Hopefully you’ve all heard of the Bechdel test. For years it’s stood as shorthand for indicating that a movie does a decent job in representing both women and female relationships. If one said that a movie passed the Bechdel test, it meant that that movie: 1) had two named female characters who 2) talk to each other about 3) something other than a man.
But now, in the wake of Pacific Rim‘s enormous online success, there have been calls for a Pacific Rim-inspired feminist test to join the Bechdel test. The Mako Mori test, as defined by Tumblr user chaila, states:
The Mako Mori test is passed if the movie has: a) at least one female character; b) who gets her own narrative arc; c) that is not about supporting a man’s story.
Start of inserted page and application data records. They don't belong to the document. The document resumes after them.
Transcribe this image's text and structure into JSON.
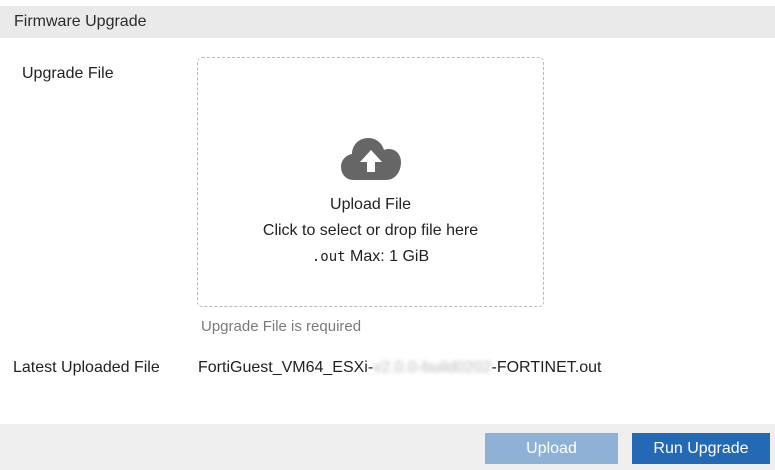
{
  "header": {
    "title": "Firmware Upgrade"
  },
  "form": {
    "upgrade_file_label": "Upgrade File",
    "dropzone": {
      "icon": "cloud-upload-icon",
      "title": "Upload File",
      "hint": "Click to select or drop file here",
      "extension": ".out",
      "max_size": "Max: 1 GiB"
    },
    "error_message": "Upgrade File is required",
    "latest_label": "Latest Uploaded File",
    "latest_file": {
      "prefix": "FortiGuest_VM64_ESXi-",
      "redacted": "v2.0.0-build0202",
      "suffix": "-FORTINET.out"
    }
  },
  "footer": {
    "upload_label": "Upload",
    "run_upgrade_label": "Run Upgrade"
  },
  "colors": {
    "header_bg": "#eaeaea",
    "upload_button_disabled": "#8fb1d6",
    "primary_button": "#2369b3",
    "icon_gray": "#666666"
  }
}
I think this is about as indicative of “feminism” (that is, minimally indicative, a pretty low bar) as the Bechdel test. It is a pretty basic test for the representation of women, as is the Bechdel test. It does not make a movie automatically feminist.
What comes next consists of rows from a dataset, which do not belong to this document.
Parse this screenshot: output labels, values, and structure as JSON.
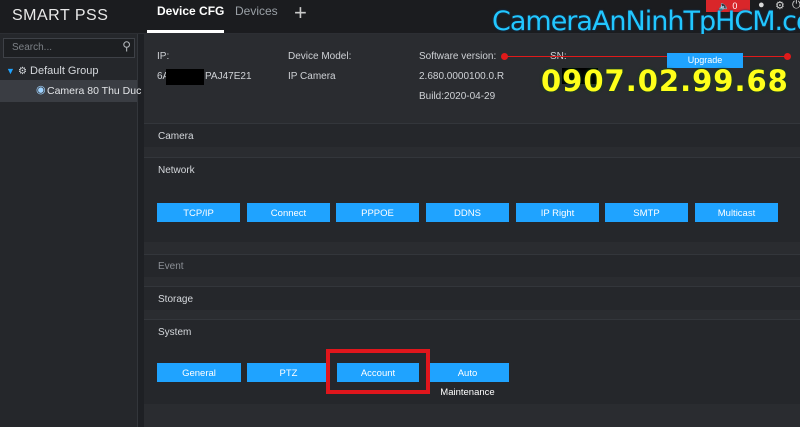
{
  "header": {
    "logo": "SMART PSS",
    "tabs": [
      {
        "label": "Device CFG",
        "active": true
      },
      {
        "label": "Devices",
        "active": false
      }
    ],
    "add_tab_glyph": "+",
    "alarm_count": "0",
    "icons": [
      "speaker-icon",
      "user-icon",
      "gear-icon",
      "power-icon"
    ]
  },
  "watermark": {
    "site": "CameraAnNinhTpHCM.com",
    "phone": "0907.02.99.68"
  },
  "sidebar": {
    "search_placeholder": "Search...",
    "group_label": "Default Group",
    "device_label": "Camera 80 Thu Duc"
  },
  "device_info": {
    "ip_label": "IP:",
    "ip_value": "PAJ47E21",
    "ip_prefix": "6A",
    "model_label": "Device Model:",
    "model_value": "IP Camera",
    "software_label": "Software version:",
    "software_value": "2.680.0000100.0.R",
    "build_value": "Build:2020-04-29",
    "sn_label": "SN:",
    "upgrade_label": "Upgrade"
  },
  "sections": {
    "camera": "Camera",
    "network": "Network",
    "event": "Event",
    "storage": "Storage",
    "system": "System"
  },
  "network_buttons": [
    "TCP/IP",
    "Connect",
    "PPPOE",
    "DDNS",
    "IP Right",
    "SMTP",
    "Multicast"
  ],
  "system_buttons": [
    "General",
    "PTZ",
    "Account",
    "Auto Maintenance"
  ],
  "colors": {
    "accent": "#1fa3ff",
    "highlight": "#e0161c",
    "watermark_site": "#22c7ff",
    "watermark_phone": "#ffff1a"
  }
}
I’m of two minds about this. On the one hand, I like the Mako Mori test as a way of acknowledging that there was at least one well-written female character in a movie, and it could in the future work as a second cousin to the Bechdel test by acknowledging that movies which don’t pass Bechdel nevertheless do have one female character who isn’t actively cringe-worthy. The Avengers, with Natasha Romanoff, is a good example of this. Actually, The Avengers had both Natasha Romanoff and Nick Fury’s second-in-command, Maria Hill, as well as the inimitable Pepper Potts, but none of these characters talked to each other during the movie. Star Trek (2009) has Nyota Uhura, who’s a BAMF to be sure, but she’s the only female character in that movie by a long shot. I can’t remember if her green-skinned roommate was named in the movie, although she is named as Gaila in the credits. But, even if Gaila had been named in the movie, she and Uhura were only talking to each other while Uhura was undressing and Kirk was creeping on Uhura from underneath Gaila’s bed, so I wouldn’t really take theirs as a scintillating example of a female relationship. (That’s where the Bechdel test is inherently flawed: just any conversation between two women doesn’t automatically make the whole movie a paradigm of feminist success. But that’s a post for another time.)
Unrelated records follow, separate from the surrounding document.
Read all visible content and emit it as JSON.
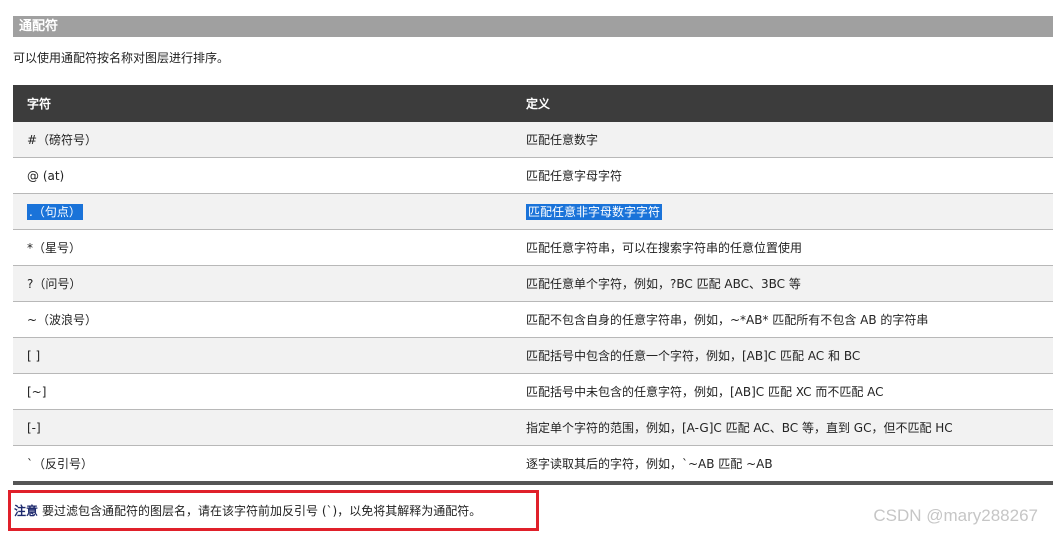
{
  "section": {
    "title": "通配符"
  },
  "intro": "可以使用通配符按名称对图层进行排序。",
  "table": {
    "headers": [
      "字符",
      "定义"
    ],
    "rows": [
      {
        "character": "#（磅符号）",
        "definition": "匹配任意数字"
      },
      {
        "character": "@ (at)",
        "definition": "匹配任意字母字符"
      },
      {
        "character": ".（句点）",
        "definition": "匹配任意非字母数字字符"
      },
      {
        "character": "*（星号）",
        "definition": "匹配任意字符串，可以在搜索字符串的任意位置使用"
      },
      {
        "character": "?（问号）",
        "definition": "匹配任意单个字符，例如，?BC 匹配 ABC、3BC 等"
      },
      {
        "character": "~（波浪号）",
        "definition": "匹配不包含自身的任意字符串，例如，~*AB* 匹配所有不包含 AB 的字符串"
      },
      {
        "character": "[ ]",
        "definition": "匹配括号中包含的任意一个字符，例如，[AB]C 匹配 AC 和 BC"
      },
      {
        "character": "[~]",
        "definition": "匹配括号中未包含的任意字符，例如，[AB]C 匹配 XC 而不匹配 AC"
      },
      {
        "character": "[-]",
        "definition": "指定单个字符的范围，例如，[A-G]C 匹配 AC、BC 等，直到 GC，但不匹配 HC"
      },
      {
        "character": "`（反引号）",
        "definition": "逐字读取其后的字符，例如，`~AB 匹配 ~AB"
      }
    ]
  },
  "note": {
    "label": "注意",
    "text": "要过滤包含通配符的图层名，请在该字符前加反引号 (`)，以免将其解释为通配符。"
  },
  "watermark": "CSDN @mary288267",
  "colors": {
    "selection": "#1a73d9",
    "note_border": "#e0202a",
    "header_bg": "#3c3c3c"
  }
}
On the other hand, the Mako Mori test seems to me like we’re setting the bar too low. Why couldn’t Pacific Rim have passed the Bechdel test? Okay, so we knuckle under and agree that Raleigh and Yancy had to be straight white guys as the protagonists of a Hollywood film, but why couldn’t Saika’s favorite nerd pair, Hermann and Newt, have been bickering female scientists? Why couldn’t Herc and Chuck Hansen have been a mother-daughter pilot team? Either scenario would have swept Pacific Rim into the annals of passing-Bechdel-test history and wouldn’t have changed the plot in the slightest, unless one thinks women can’t do science or fight kaiju. Similarly, The Avengers could have had more than one female Avenger (I mean, She-Hulk and the Wasp actually exist in comics) and literally anyone on the bridge of the Enterprise (Sulu, Chekov, Spock, anyone) could have been female. (It’s possible that Spock was actually female in Roddenberry’s first drafts. Make of that what you will.)
So, I personally think the Mako Mori test should exist as a sort of understudy to the Bechdel test, but what do you all think of it? Let me know in the comments.